Task statement.
Filter the entries beneath this task, copying only the lines that hold the word "sidebar".

◆ ◆ ◆ ◆ ◆ ◆ ◆

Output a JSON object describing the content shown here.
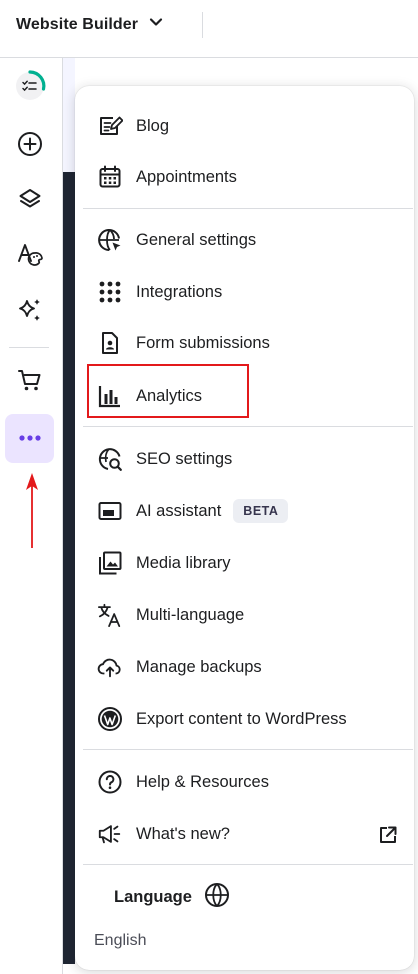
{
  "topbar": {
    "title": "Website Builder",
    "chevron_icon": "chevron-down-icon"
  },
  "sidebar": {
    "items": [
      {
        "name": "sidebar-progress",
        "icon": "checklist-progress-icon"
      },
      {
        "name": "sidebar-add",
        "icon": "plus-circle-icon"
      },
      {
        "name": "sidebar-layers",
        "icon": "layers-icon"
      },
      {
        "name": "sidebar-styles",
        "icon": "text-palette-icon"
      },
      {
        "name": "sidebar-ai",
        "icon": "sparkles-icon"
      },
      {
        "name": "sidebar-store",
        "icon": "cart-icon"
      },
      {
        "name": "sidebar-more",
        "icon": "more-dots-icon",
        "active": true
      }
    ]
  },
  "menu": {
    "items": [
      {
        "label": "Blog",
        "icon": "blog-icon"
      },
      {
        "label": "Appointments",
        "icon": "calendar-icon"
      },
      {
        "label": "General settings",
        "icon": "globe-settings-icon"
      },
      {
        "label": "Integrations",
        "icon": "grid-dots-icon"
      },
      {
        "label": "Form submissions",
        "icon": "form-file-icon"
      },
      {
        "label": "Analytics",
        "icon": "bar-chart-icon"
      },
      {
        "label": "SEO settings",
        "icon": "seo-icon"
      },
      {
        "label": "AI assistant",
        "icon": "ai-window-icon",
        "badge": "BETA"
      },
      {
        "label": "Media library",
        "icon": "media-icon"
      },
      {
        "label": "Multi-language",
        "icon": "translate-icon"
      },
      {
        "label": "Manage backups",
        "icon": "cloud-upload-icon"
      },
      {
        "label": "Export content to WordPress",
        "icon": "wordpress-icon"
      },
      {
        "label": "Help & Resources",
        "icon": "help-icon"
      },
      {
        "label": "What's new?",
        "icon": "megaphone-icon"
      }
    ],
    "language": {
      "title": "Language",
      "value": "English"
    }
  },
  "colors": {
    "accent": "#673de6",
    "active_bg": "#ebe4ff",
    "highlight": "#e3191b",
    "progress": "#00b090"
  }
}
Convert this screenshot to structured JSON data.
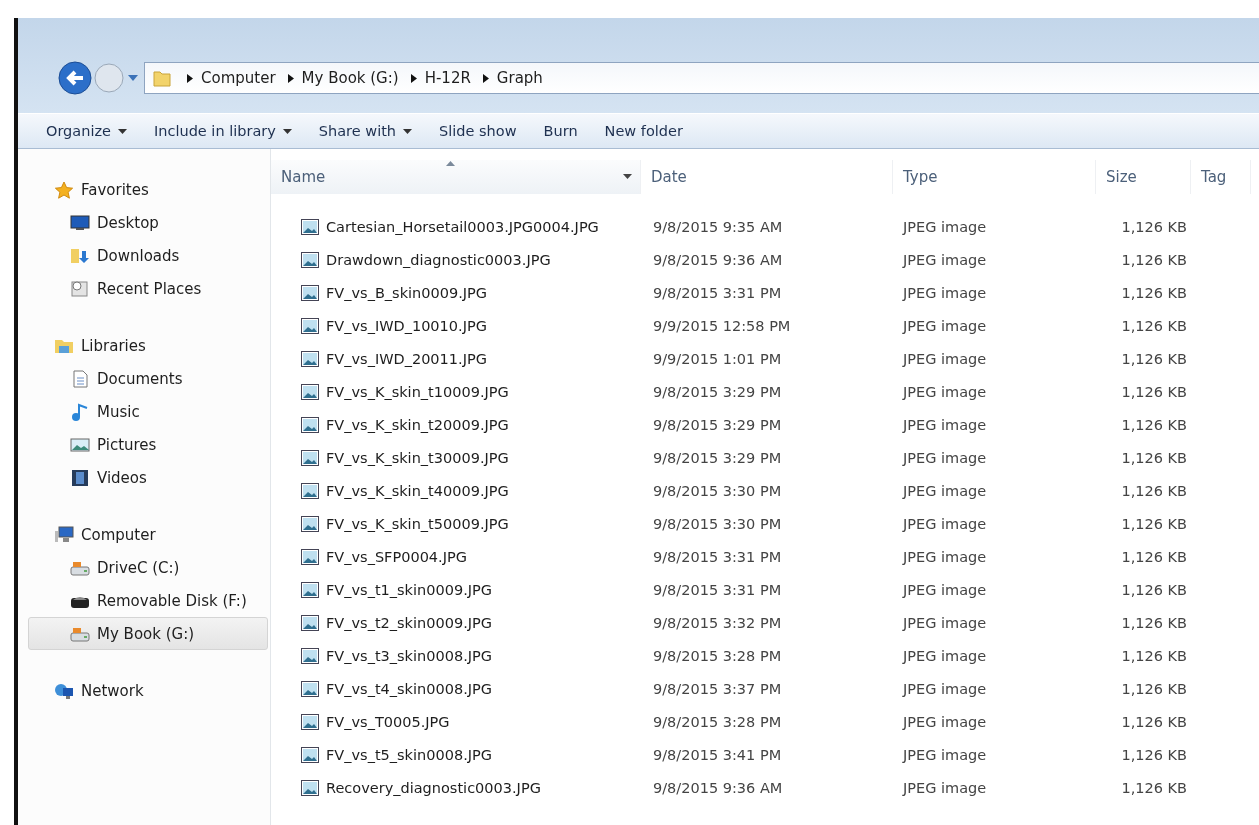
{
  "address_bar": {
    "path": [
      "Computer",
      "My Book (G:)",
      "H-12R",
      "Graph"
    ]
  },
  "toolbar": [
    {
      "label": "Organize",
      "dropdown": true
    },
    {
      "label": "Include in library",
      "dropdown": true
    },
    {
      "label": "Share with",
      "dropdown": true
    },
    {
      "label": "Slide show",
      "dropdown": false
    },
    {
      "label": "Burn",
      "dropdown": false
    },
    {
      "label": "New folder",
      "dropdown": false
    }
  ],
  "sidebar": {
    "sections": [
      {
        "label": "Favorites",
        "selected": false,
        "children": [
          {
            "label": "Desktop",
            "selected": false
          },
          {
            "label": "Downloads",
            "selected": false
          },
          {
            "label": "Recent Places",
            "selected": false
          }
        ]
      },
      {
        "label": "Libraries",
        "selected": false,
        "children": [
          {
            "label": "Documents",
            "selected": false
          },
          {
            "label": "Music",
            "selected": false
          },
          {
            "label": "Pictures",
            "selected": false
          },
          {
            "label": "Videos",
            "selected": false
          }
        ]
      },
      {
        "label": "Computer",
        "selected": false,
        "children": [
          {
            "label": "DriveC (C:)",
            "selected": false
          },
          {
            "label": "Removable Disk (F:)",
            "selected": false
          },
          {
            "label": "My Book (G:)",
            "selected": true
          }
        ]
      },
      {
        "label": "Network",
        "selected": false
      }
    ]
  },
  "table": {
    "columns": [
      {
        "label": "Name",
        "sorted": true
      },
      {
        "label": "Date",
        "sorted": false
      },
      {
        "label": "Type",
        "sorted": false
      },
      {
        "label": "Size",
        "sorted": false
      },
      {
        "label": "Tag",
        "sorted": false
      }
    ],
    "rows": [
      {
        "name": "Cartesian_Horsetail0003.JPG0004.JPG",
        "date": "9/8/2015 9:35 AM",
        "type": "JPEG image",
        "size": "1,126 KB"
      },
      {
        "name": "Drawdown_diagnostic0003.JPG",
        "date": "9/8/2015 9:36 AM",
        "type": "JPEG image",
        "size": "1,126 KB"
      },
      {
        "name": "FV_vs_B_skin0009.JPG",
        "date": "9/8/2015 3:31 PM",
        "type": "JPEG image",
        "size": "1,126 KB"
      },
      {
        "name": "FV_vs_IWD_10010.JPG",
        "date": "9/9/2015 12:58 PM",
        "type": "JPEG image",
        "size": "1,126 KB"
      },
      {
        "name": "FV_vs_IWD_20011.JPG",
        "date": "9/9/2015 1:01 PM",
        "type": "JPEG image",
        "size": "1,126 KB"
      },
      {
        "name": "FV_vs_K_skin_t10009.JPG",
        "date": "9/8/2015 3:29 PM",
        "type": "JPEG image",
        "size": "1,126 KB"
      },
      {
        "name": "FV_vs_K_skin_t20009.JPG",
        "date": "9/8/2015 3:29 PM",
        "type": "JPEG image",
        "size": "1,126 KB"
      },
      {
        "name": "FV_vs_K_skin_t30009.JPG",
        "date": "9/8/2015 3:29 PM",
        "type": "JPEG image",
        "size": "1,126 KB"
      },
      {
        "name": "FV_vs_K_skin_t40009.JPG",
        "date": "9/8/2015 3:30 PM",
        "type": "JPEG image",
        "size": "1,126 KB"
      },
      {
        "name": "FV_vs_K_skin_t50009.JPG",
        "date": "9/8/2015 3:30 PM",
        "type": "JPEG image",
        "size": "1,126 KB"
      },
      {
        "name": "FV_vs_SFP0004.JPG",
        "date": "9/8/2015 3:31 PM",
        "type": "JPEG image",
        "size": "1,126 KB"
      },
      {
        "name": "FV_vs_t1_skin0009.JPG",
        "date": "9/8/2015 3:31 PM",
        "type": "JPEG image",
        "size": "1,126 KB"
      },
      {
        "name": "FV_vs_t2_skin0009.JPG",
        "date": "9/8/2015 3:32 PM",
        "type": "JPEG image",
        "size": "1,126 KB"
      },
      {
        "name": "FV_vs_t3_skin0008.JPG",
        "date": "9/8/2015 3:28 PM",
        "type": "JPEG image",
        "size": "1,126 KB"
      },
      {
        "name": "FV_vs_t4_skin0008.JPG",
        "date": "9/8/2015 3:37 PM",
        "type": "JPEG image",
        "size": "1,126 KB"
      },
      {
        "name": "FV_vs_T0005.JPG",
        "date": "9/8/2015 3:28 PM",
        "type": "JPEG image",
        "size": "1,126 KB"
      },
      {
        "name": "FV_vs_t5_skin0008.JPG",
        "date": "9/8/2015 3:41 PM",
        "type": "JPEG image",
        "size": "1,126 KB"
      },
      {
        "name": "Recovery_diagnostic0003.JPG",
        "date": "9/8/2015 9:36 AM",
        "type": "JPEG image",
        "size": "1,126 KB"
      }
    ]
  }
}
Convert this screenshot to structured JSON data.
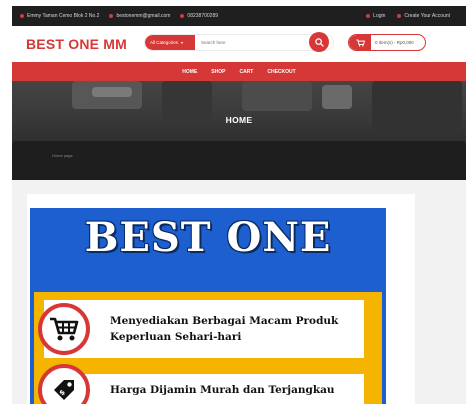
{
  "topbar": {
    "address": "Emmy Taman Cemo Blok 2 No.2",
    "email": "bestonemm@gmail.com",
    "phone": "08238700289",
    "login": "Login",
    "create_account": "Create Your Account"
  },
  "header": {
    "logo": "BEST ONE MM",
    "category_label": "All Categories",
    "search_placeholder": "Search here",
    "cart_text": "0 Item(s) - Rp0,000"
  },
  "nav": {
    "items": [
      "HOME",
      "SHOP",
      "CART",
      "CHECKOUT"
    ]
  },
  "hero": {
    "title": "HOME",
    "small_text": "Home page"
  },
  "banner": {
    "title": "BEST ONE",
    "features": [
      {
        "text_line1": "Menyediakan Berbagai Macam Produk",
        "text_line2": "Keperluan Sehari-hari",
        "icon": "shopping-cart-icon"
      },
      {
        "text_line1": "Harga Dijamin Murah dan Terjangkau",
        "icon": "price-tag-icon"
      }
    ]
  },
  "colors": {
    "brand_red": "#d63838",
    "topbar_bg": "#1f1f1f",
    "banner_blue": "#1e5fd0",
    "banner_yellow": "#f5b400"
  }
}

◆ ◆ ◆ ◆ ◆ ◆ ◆

Task output.
  "sidebar": {
        "name": "sidebar-progress",
        "name": "sidebar-add",
        "name": "sidebar-layers",
        "name": "sidebar-styles",
        "name": "sidebar-ai",
        "name": "sidebar-store",
        "name": "sidebar-more",
  "sidebar": {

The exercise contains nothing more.